**Work instructions**: Repeat the records. Match each character exactly.

+ + + + + + +

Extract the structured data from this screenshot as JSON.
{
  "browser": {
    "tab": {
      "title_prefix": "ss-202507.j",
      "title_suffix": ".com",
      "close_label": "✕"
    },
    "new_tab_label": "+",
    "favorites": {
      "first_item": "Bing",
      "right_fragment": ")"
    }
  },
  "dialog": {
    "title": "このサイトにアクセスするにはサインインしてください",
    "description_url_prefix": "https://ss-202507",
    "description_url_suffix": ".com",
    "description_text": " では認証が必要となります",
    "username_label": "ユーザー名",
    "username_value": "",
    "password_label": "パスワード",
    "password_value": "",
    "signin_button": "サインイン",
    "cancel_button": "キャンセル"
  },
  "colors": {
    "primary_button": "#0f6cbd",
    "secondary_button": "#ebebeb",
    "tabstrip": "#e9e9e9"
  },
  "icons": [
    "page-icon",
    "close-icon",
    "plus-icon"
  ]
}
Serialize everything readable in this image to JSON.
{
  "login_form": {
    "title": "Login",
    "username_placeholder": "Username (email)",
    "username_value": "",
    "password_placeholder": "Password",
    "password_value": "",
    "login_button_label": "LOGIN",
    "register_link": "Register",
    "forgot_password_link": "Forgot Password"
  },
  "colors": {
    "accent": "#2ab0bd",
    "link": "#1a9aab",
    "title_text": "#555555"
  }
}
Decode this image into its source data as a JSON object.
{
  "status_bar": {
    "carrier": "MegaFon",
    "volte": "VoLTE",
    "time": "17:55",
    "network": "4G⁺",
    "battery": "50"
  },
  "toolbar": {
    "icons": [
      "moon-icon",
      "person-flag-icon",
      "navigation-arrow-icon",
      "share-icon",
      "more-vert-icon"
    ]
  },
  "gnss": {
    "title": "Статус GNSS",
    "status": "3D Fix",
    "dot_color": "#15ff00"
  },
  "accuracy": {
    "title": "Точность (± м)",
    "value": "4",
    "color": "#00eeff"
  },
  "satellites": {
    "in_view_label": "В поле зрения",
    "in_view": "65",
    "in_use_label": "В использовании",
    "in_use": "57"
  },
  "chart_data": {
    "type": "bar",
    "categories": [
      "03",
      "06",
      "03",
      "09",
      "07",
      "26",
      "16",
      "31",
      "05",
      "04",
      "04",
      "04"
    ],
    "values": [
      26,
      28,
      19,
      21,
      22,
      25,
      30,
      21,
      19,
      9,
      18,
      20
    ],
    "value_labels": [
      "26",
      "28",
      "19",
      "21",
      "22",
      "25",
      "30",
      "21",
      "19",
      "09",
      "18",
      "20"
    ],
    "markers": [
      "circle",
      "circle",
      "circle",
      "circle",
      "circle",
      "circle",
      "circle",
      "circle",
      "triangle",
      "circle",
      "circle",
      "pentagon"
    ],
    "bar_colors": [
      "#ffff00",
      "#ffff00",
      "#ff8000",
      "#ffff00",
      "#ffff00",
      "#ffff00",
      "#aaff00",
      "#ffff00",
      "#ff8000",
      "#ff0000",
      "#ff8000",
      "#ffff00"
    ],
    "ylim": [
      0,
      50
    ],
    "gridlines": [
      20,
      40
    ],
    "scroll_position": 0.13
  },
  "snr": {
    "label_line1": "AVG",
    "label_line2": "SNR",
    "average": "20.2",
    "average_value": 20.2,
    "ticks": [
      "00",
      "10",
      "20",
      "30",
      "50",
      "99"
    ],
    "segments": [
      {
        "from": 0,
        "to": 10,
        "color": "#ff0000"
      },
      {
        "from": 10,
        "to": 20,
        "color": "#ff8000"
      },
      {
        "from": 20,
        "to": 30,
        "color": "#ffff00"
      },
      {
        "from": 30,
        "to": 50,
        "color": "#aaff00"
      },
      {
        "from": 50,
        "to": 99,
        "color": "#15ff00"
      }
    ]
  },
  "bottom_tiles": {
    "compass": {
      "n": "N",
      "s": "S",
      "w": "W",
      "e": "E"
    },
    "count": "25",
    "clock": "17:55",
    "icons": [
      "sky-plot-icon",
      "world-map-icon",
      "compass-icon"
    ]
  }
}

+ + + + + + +

**Task response**:
Extract the structured data from this screenshot as JSON.
{
  "browser": {
    "tab": {
      "title_prefix": "ss-202507.j",
      "title_suffix": ".com",
      "close_label": "✕"
    },
    "new_tab_label": "+",
    "favorites": {
      "first_item": "Bing",
      "right_fragment": ")"
    }
  },
  "dialog": {
    "title": "このサイトにアクセスするにはサインインしてください",
    "description_url_prefix": "https://ss-202507",
    "description_url_suffix": ".com",
    "description_text": " では認証が必要となります",
    "username_label": "ユーザー名",
    "username_value": "",
    "password_label": "パスワード",
    "password_value": "",
    "signin_button": "サインイン",
    "cancel_button": "キャンセル"
  },
  "colors": {
    "primary_button": "#0f6cbd",
    "secondary_button": "#ebebeb",
    "tabstrip": "#e9e9e9"
  },
  "icons": [
    "page-icon",
    "close-icon",
    "plus-icon"
  ]
}
Serialize everything readable in this image to JSON.
{
  "login_form": {
    "title": "Login",
    "username_placeholder": "Username (email)",
    "username_value": "",
    "password_placeholder": "Password",
    "password_value": "",
    "login_button_label": "LOGIN",
    "register_link": "Register",
    "forgot_password_link": "Forgot Password"
  },
  "colors": {
    "accent": "#2ab0bd",
    "link": "#1a9aab",
    "title_text": "#555555"
  }
}
Decode this image into its source data as a JSON object.
{
  "status_bar": {
    "carrier": "MegaFon",
    "volte": "VoLTE",
    "time": "17:55",
    "network": "4G⁺",
    "battery": "50"
  },
  "toolbar": {
    "icons": [
      "moon-icon",
      "person-flag-icon",
      "navigation-arrow-icon",
      "share-icon",
      "more-vert-icon"
    ]
  },
  "gnss": {
    "title": "Статус GNSS",
    "status": "3D Fix",
    "dot_color": "#15ff00"
  },
  "accuracy": {
    "title": "Точность (± м)",
    "value": "4",
    "color": "#00eeff"
  },
  "satellites": {
    "in_view_label": "В поле зрения",
    "in_view": "65",
    "in_use_label": "В использовании",
    "in_use": "57"
  },
  "chart_data": {
    "type": "bar",
    "categories": [
      "03",
      "06",
      "03",
      "09",
      "07",
      "26",
      "16",
      "31",
      "05",
      "04",
      "04",
      "04"
    ],
    "values": [
      26,
      28,
      19,
      21,
      22,
      25,
      30,
      21,
      19,
      9,
      18,
      20
    ],
    "value_labels": [
      "26",
      "28",
      "19",
      "21",
      "22",
      "25",
      "30",
      "21",
      "19",
      "09",
      "18",
      "20"
    ],
    "markers": [
      "circle",
      "circle",
      "circle",
      "circle",
      "circle",
      "circle",
      "circle",
      "circle",
      "triangle",
      "circle",
      "circle",
      "pentagon"
    ],
    "bar_colors": [
      "#ffff00",
      "#ffff00",
      "#ff8000",
      "#ffff00",
      "#ffff00",
      "#ffff00",
      "#aaff00",
      "#ffff00",
      "#ff8000",
      "#ff0000",
      "#ff8000",
      "#ffff00"
    ],
    "ylim": [
      0,
      50
    ],
    "gridlines": [
      20,
      40
    ],
    "scroll_position": 0.13
  },
  "snr": {
    "label_line1": "AVG",
    "label_line2": "SNR",
    "average": "20.2",
    "average_value": 20.2,
    "ticks": [
      "00",
      "10",
      "20",
      "30",
      "50",
      "99"
    ],
    "segments": [
      {
        "from": 0,
        "to": 10,
        "color": "#ff0000"
      },
      {
        "from": 10,
        "to": 20,
        "color": "#ff8000"
      },
      {
        "from": 20,
        "to": 30,
        "color": "#ffff00"
      },
      {
        "from": 30,
        "to": 50,
        "color": "#aaff00"
      },
      {
        "from": 50,
        "to": 99,
        "color": "#15ff00"
      }
    ]
  },
  "bottom_tiles": {
    "compass": {
      "n": "N",
      "s": "S",
      "w": "W",
      "e": "E"
    },
    "count": "25",
    "clock": "17:55",
    "icons": [
      "sky-plot-icon",
      "world-map-icon",
      "compass-icon"
    ]
  }
}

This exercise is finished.